The autofocus system deserves special recognition because not only is it quick, but it is also exceptionally good at following moving subjects, detecting faces even when they are far away, and switching between face/eye detection and more standard tracking as the subject changes in distance and orientation. This is a testament to the autofocus system’s remarkable versatility.
Even though some competing models don’t fare too poorly in terms of speed when compared to others, the fact that some of them are still only based on contrast-detect AF makes it unlikely that they’ll be able to catch up with what Sony is doing here until that aspect of their design is improved.
In addition to that, it has excellent image quality, detailed 4K video, and a significant amount of control over both of those aspects.
The body’s high build quality and small size – especially when considering the lens and the inclusion of the viewfinder – make it easy to carry around and slip into a pocket. You can be confident that it will survive the occasional bump and scrape. The viewfinder can be retracted, and the LCD screen is acceptable. This combination makes for a perfect partnership.
Sony RX100 VII Pros & Cons
- Good JPEG color and detail
- Excellent dynamic range
- A quality lens with a hugely flexible range

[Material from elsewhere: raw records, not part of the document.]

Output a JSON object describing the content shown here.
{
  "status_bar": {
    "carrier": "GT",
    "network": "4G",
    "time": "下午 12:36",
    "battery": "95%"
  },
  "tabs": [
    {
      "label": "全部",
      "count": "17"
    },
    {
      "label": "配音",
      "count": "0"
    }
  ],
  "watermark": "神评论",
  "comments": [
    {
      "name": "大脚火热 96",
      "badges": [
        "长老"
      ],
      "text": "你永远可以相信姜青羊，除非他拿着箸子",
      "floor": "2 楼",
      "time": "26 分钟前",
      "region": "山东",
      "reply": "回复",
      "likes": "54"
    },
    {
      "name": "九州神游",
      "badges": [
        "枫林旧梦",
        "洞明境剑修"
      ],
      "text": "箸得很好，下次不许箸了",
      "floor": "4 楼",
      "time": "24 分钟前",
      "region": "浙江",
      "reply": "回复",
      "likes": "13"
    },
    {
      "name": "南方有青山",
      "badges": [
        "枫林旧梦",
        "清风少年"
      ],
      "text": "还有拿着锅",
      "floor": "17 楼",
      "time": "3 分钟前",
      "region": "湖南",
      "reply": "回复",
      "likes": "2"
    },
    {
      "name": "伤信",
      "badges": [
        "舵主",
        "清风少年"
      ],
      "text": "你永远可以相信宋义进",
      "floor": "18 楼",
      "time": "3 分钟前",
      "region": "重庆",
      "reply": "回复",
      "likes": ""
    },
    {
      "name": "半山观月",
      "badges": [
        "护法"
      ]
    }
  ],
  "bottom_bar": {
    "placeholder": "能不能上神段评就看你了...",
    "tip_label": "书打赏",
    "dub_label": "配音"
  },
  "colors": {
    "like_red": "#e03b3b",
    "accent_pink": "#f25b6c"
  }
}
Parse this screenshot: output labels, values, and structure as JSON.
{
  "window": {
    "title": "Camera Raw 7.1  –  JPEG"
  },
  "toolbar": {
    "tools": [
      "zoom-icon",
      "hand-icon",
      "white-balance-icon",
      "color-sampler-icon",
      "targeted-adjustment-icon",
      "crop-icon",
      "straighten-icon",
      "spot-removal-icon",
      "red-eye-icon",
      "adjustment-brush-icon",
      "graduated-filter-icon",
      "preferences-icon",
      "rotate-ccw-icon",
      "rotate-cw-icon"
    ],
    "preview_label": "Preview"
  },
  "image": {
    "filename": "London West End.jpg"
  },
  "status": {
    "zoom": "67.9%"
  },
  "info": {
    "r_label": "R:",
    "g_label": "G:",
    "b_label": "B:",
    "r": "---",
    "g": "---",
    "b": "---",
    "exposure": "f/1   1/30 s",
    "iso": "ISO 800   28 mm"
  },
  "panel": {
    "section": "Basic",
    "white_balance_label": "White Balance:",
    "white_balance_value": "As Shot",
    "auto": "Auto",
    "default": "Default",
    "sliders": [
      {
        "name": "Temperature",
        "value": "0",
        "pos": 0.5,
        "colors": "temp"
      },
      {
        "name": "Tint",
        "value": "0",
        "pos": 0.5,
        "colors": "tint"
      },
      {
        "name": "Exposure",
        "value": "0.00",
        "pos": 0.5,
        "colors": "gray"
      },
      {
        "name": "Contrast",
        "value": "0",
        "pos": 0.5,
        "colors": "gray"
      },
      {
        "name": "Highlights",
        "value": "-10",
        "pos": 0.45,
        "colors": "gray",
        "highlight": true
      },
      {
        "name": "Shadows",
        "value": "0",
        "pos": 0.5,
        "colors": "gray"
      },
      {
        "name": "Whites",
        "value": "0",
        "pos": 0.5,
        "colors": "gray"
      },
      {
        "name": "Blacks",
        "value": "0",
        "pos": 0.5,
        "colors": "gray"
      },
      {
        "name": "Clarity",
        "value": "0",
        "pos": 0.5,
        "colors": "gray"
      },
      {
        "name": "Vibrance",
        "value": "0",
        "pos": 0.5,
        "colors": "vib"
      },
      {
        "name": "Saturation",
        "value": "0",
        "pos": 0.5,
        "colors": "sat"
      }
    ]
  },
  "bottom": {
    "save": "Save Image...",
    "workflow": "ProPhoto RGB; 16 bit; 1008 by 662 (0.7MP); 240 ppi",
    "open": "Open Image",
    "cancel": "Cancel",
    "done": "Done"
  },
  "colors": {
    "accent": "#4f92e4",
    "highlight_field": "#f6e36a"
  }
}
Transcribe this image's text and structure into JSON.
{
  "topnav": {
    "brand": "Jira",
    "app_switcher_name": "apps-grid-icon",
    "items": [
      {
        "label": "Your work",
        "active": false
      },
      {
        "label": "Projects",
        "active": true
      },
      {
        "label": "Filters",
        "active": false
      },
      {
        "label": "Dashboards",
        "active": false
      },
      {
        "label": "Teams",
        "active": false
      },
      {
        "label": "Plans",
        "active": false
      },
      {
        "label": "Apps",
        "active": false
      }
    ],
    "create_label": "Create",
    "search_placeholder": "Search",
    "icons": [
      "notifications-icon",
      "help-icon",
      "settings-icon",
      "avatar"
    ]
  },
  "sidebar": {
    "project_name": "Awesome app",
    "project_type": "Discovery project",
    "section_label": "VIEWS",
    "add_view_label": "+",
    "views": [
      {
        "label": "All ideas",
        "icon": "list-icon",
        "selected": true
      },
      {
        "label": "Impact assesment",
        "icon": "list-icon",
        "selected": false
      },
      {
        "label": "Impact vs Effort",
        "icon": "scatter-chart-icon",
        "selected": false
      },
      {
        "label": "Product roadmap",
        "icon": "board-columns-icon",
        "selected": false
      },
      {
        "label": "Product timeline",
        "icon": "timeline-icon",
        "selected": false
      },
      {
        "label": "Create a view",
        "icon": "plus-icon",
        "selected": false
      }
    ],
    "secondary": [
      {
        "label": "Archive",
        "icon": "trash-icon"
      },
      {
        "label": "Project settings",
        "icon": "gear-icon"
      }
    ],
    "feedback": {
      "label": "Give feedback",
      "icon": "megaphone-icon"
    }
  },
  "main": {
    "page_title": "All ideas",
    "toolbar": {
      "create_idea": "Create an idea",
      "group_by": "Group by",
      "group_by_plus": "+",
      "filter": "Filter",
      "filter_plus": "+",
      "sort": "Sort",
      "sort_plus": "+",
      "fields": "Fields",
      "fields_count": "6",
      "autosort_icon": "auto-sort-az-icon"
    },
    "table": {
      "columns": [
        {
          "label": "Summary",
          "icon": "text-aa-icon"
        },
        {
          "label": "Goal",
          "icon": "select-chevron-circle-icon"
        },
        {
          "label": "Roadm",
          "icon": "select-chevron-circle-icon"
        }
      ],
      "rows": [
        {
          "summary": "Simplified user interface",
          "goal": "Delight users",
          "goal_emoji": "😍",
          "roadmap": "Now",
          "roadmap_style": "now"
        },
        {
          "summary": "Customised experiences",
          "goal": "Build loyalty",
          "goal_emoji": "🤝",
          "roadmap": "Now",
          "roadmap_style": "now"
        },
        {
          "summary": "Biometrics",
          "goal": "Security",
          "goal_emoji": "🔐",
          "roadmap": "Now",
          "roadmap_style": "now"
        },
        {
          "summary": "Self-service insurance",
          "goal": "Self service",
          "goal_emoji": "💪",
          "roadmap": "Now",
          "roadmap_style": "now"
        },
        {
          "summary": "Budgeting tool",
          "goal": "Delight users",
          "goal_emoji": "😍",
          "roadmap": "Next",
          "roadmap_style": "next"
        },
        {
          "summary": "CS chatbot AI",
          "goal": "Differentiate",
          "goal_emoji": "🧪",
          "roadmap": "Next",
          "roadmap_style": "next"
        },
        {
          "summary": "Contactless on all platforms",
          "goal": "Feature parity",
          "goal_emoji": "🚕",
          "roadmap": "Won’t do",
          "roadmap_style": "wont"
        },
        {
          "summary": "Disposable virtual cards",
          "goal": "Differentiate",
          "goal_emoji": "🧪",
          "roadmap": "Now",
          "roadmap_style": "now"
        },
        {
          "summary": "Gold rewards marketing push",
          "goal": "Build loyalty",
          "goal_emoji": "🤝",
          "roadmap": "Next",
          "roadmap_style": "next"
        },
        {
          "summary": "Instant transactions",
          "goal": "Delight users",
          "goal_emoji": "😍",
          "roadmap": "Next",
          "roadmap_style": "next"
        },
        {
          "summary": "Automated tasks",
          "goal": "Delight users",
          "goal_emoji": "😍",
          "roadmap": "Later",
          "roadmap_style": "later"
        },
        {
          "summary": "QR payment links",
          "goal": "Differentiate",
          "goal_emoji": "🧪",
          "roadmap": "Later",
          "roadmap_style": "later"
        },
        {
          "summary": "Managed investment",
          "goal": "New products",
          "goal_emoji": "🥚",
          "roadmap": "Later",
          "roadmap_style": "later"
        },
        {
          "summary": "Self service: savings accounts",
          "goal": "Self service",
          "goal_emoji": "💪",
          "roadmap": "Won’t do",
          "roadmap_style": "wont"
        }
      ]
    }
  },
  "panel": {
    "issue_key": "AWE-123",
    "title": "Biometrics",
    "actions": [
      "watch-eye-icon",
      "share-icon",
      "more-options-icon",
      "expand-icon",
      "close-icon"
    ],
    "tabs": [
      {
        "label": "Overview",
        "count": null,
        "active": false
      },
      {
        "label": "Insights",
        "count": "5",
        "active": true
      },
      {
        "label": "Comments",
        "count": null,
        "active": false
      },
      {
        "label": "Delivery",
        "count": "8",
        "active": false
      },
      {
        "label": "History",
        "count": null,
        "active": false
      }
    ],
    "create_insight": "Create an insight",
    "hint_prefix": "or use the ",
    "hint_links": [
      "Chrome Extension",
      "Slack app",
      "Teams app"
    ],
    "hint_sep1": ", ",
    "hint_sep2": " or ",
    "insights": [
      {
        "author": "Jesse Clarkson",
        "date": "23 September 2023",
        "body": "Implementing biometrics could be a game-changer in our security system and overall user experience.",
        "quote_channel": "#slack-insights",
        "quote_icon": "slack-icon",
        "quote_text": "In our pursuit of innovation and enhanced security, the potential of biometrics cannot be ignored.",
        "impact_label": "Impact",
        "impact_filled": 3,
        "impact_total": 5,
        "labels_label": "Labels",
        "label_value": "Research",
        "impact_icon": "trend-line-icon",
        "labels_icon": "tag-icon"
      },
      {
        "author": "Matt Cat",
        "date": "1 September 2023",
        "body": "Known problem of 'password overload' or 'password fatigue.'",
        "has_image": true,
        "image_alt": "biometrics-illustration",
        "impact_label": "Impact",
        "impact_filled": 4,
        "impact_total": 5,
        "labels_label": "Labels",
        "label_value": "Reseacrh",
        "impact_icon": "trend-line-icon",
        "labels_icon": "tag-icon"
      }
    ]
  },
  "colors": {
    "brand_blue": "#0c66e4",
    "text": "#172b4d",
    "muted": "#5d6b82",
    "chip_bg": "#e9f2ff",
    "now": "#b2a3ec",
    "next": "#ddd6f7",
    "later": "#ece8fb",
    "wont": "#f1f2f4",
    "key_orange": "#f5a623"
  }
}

- Complex user interface
- Autofocus menu options appear complicated
- Low-light performance limited by ‘slow’ lens